⟨
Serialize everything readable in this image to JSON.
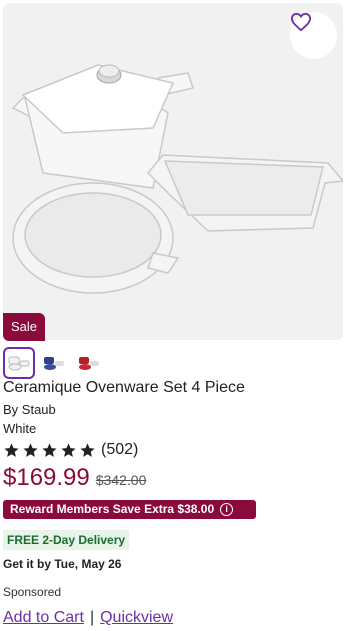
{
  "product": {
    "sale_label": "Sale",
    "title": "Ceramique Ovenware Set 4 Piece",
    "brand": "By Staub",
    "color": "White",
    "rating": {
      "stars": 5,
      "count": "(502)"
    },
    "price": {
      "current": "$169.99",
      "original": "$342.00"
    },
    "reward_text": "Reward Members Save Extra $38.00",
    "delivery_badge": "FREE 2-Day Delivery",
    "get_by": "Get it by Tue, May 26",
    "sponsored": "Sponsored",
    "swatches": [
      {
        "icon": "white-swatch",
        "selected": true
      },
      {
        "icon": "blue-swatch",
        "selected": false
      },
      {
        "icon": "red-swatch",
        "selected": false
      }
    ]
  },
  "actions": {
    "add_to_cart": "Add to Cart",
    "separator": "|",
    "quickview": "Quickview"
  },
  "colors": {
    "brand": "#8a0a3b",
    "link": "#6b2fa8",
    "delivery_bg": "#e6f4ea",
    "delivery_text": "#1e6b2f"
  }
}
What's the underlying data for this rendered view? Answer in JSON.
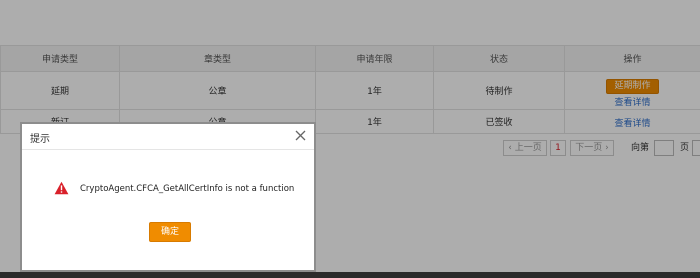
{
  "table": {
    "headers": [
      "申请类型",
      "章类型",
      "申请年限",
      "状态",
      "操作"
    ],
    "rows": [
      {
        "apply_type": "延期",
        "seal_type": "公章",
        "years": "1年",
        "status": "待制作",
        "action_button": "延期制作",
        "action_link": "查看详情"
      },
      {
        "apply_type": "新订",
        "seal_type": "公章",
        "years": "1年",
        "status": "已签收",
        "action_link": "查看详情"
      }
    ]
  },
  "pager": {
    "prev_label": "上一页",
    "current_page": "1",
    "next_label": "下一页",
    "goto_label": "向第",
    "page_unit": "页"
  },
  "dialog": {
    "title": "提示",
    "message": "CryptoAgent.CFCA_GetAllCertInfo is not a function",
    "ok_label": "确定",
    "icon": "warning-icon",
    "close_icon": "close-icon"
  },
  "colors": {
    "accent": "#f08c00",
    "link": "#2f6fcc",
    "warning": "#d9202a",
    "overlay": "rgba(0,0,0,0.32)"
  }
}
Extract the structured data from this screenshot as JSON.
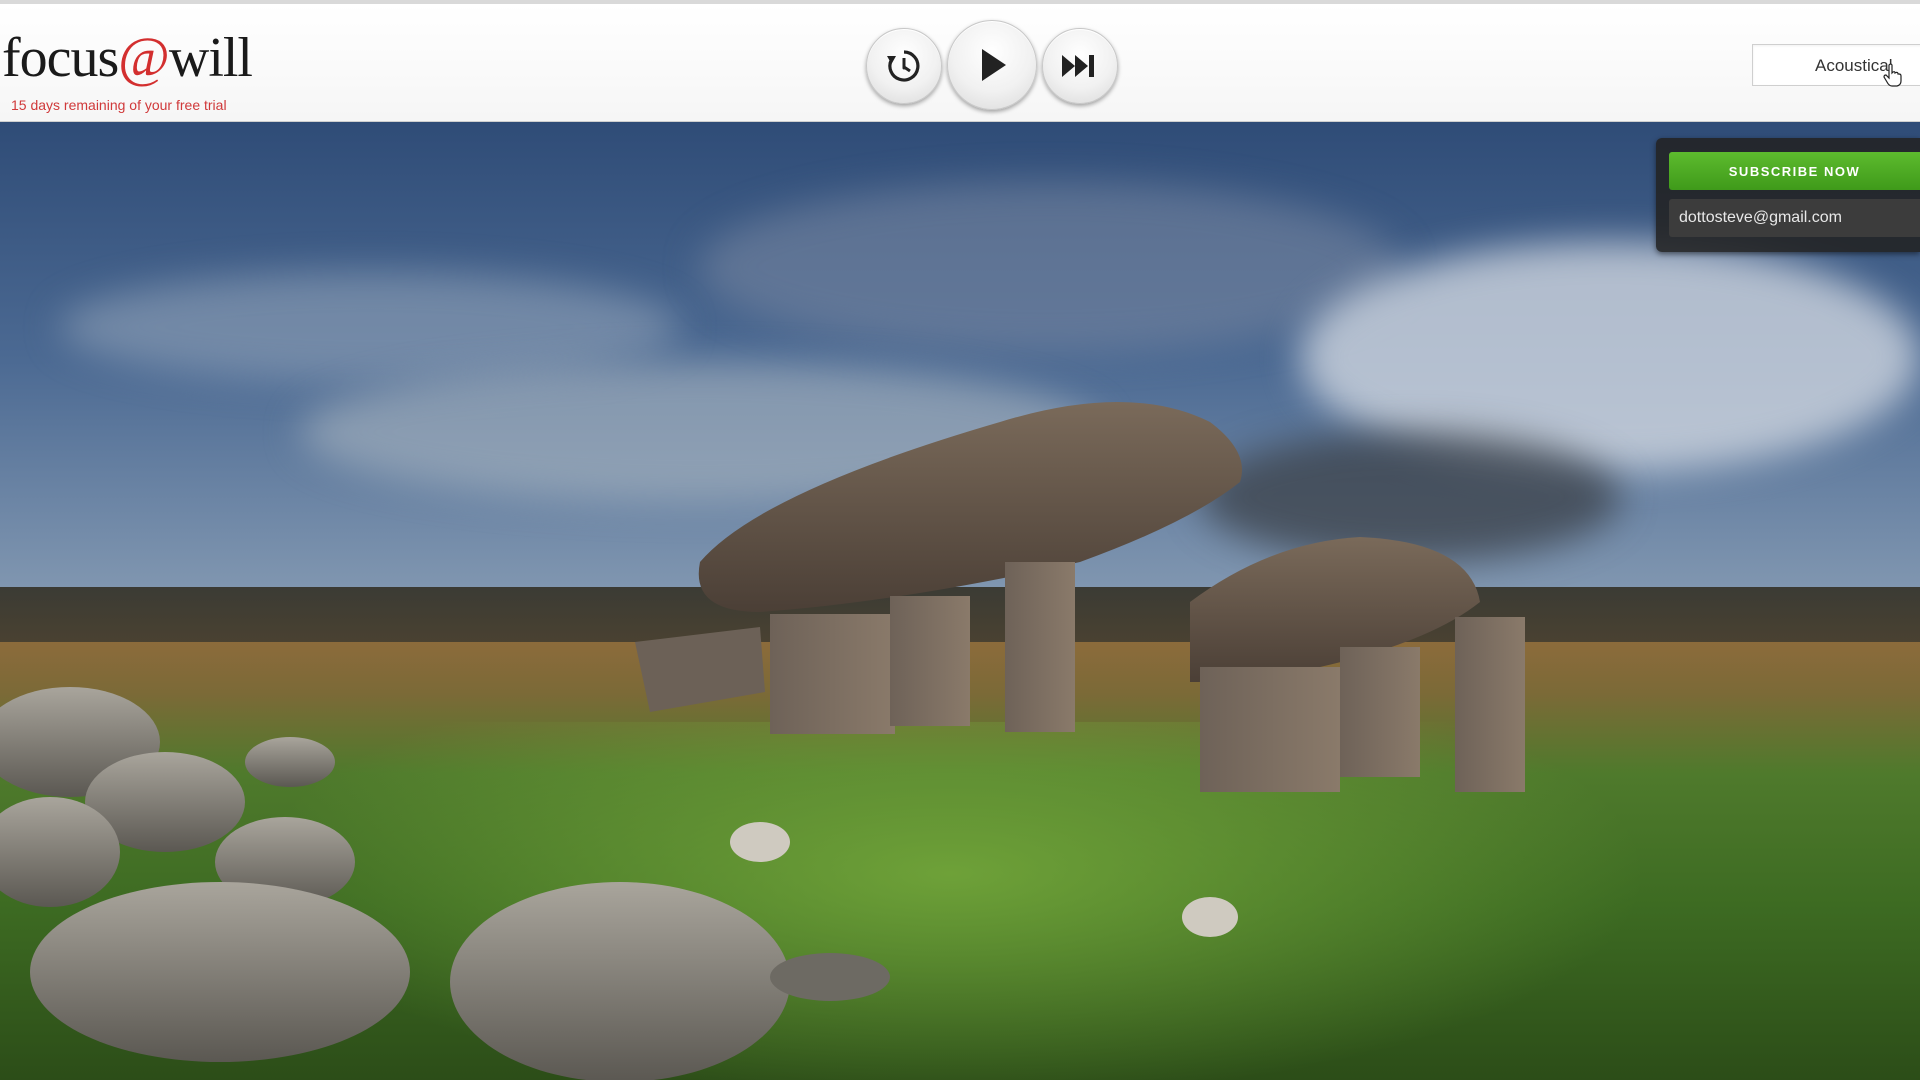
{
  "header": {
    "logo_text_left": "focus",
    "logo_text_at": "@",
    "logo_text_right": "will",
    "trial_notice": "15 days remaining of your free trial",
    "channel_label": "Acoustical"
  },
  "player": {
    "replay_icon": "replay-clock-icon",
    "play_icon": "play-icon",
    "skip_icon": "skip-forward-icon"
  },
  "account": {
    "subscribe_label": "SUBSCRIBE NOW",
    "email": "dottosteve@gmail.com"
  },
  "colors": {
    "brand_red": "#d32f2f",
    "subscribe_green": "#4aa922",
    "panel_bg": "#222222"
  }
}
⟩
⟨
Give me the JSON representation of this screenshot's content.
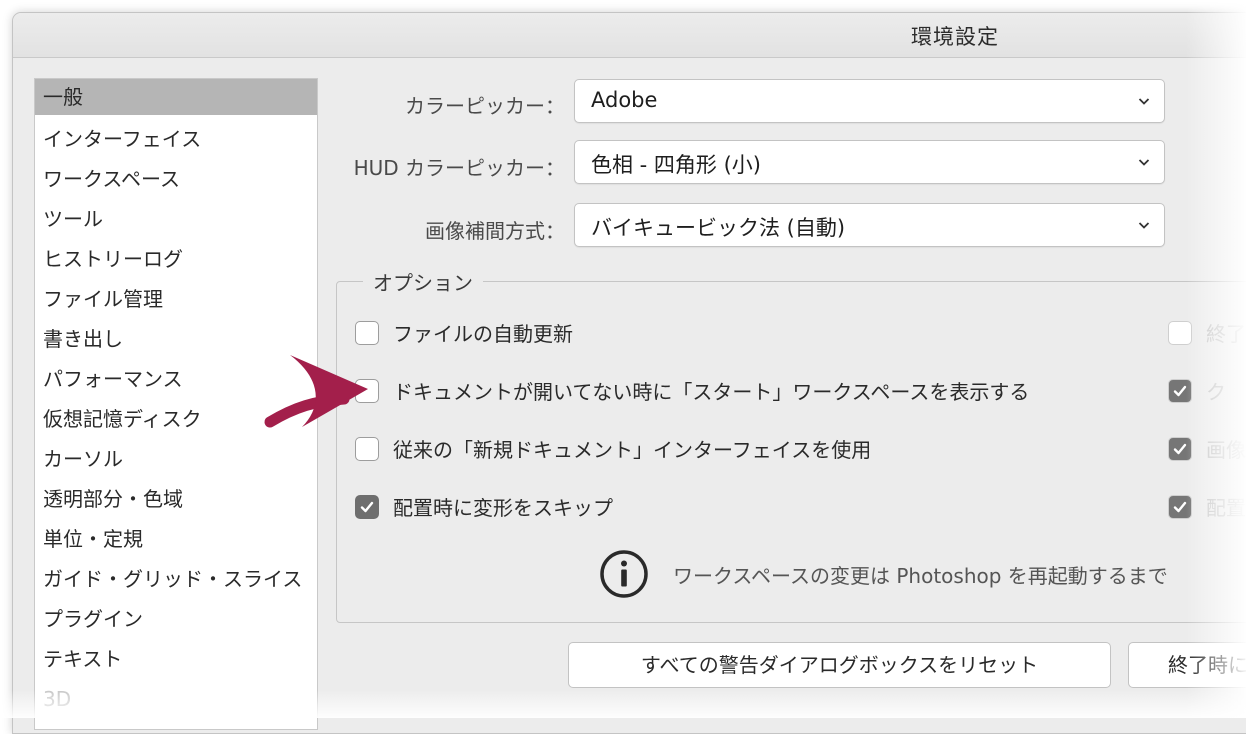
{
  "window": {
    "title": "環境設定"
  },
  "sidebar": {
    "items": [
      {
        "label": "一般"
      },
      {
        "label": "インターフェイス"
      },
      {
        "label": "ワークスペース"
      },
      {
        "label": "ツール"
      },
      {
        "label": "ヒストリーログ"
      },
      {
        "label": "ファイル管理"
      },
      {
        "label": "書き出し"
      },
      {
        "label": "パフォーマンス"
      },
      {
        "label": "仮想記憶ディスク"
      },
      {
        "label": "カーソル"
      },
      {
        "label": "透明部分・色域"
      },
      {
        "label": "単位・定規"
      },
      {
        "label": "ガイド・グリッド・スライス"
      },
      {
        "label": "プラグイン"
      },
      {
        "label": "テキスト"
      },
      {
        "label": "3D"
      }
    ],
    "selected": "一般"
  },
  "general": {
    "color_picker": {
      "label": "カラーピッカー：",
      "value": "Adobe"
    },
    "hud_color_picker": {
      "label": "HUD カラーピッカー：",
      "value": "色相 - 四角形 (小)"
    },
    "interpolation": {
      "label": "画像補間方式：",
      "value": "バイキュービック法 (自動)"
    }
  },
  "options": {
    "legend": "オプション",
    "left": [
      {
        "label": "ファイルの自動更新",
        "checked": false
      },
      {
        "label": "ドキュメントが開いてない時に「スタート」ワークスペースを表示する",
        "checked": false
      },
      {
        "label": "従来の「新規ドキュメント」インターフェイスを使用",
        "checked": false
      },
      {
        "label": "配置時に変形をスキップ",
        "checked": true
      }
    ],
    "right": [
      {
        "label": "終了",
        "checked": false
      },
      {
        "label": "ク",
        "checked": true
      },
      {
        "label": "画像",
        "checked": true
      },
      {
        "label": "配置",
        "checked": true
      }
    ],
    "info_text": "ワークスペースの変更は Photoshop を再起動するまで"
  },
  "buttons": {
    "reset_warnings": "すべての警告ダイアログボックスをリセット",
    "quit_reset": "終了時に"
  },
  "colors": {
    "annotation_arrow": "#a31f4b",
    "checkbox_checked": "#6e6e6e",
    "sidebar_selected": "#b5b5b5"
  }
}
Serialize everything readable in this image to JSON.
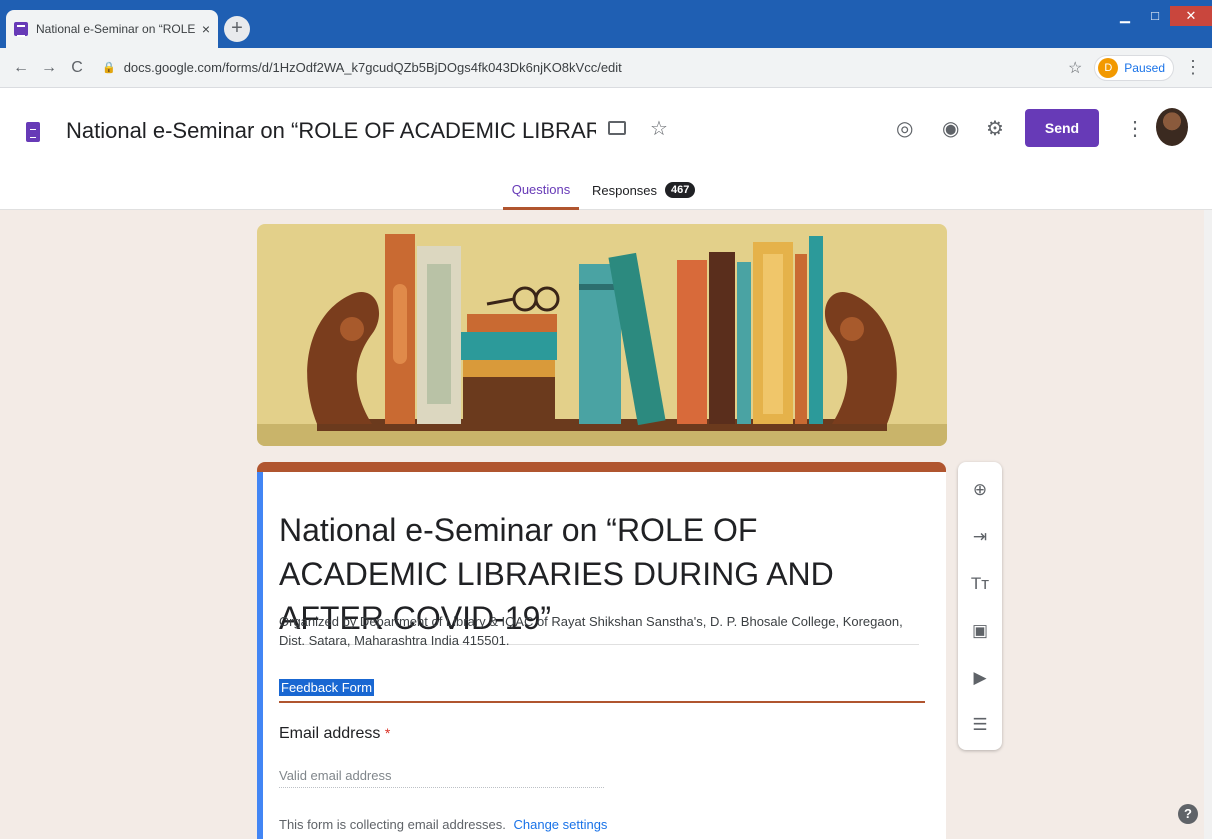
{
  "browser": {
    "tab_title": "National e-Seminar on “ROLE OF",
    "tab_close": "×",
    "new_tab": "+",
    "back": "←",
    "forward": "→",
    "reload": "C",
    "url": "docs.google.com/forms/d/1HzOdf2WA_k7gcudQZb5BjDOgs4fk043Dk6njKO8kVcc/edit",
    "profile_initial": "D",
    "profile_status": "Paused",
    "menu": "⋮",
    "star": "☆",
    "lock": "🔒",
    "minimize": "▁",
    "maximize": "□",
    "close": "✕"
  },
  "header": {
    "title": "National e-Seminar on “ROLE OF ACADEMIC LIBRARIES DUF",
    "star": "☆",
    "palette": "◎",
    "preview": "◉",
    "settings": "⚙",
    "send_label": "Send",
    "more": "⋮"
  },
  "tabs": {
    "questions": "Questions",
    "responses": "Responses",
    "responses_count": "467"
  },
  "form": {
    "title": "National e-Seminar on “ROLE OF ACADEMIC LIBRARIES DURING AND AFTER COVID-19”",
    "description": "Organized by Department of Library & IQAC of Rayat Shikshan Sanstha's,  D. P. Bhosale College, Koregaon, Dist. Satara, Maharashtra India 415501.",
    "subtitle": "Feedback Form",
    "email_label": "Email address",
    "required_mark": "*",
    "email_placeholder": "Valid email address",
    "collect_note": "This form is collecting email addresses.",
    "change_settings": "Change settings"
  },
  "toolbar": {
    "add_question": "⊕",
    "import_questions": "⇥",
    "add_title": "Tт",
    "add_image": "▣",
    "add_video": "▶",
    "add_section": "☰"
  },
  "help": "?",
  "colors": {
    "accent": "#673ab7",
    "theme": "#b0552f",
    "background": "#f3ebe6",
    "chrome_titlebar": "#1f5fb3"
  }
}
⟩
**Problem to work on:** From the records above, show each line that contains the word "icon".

**Exercise result:**
        "icon": "white-swatch",
        "icon": "blue-swatch",
        "icon": "red-swatch",
    "icon": "warning-icon",
    "close_icon": "close-icon"
    "replay_icon": "replay-clock-icon",
    "play_icon": "play-icon",
    "skip_icon": "skip-forward-icon"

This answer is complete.